6. Talk on a one-on-one basis with every employee
This simple suggestion is a great way to remind staff you care about what they have to say and are keeping an eye on them. Remember to give immediate feedback, including positive comments from clients, noticing how clean they keep their room, etc. Follow through on any observations you've seen, being sure to state these in a positive (not accusatory) manner.
Have cake for birthdays, anniversaries and holidays. Also, have a "Take an Employee to Lunch" day each month, and include people you don't always get along with. If you meet your quarterly goals, make sure everyone knows about it, and give small gifts if possible. Offer discounts on products your spa uses or sells.
Keeping staff morale high stops ethics violations.
However, if you're an employee:
1. Follow the golden rule
Treat people how you want to be treated. This goes for relationships with clients, co-workers and bosses.
2. Find your personal standards and stick with them
Discover your personal integrity and what lines you won't cross. If what you're doing doesn't feel good in your gut, then don't do it, even if everyone else is. This may include having a discussion with the spa owner/manager about your boundaries.
3. Talk with your fellow employees
Notice I said with, not at, about or to. Have a conversation, not a lecture. Ask questions about policies you don't understand or modalities you weren't taught. Be friendly with everyone.
4. Don't be afraid to talk with the boss
This could be about clarifying something or discussing a problem you've noted; names of co-workers don't have to be mentioned. Bosses wear a lot of hats and do a lot of different things at the same time, so make sure your conversations are short and private.
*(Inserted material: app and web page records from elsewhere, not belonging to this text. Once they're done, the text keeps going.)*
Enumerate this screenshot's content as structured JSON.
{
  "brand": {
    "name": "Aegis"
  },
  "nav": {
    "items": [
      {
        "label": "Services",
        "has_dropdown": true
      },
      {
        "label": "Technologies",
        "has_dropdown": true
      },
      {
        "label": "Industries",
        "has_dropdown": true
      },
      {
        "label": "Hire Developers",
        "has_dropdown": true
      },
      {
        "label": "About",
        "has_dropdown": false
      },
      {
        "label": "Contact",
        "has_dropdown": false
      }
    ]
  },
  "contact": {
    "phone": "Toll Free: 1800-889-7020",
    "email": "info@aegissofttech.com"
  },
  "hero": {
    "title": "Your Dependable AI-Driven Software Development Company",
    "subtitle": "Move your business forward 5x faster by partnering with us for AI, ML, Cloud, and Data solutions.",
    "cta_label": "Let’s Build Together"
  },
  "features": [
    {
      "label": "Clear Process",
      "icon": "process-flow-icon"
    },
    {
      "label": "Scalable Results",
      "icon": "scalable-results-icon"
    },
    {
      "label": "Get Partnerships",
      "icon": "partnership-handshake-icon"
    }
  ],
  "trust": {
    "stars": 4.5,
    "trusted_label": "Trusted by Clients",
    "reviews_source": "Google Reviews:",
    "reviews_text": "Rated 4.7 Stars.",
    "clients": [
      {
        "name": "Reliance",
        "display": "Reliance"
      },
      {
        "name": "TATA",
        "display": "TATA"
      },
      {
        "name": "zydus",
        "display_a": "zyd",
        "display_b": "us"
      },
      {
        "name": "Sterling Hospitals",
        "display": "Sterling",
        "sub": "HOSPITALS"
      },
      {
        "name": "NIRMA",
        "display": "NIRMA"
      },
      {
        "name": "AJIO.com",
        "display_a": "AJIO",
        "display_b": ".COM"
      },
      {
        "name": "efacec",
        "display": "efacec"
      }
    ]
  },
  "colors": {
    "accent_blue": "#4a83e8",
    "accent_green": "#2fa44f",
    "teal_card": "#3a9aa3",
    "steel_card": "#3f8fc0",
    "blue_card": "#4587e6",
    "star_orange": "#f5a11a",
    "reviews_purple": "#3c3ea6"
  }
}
5. If it doesn't work, then leave with dignity
No temper tantrums; no walking out the door throwing things; no backstabbing. If possible, give your two-week notice and leave on the last day, not before. There might even be a farewell party for you.
These ideas just touch the tip of the iceberg about interpersonal relations at work. I'd love to hear your suggestions about what works—and what doesn't work.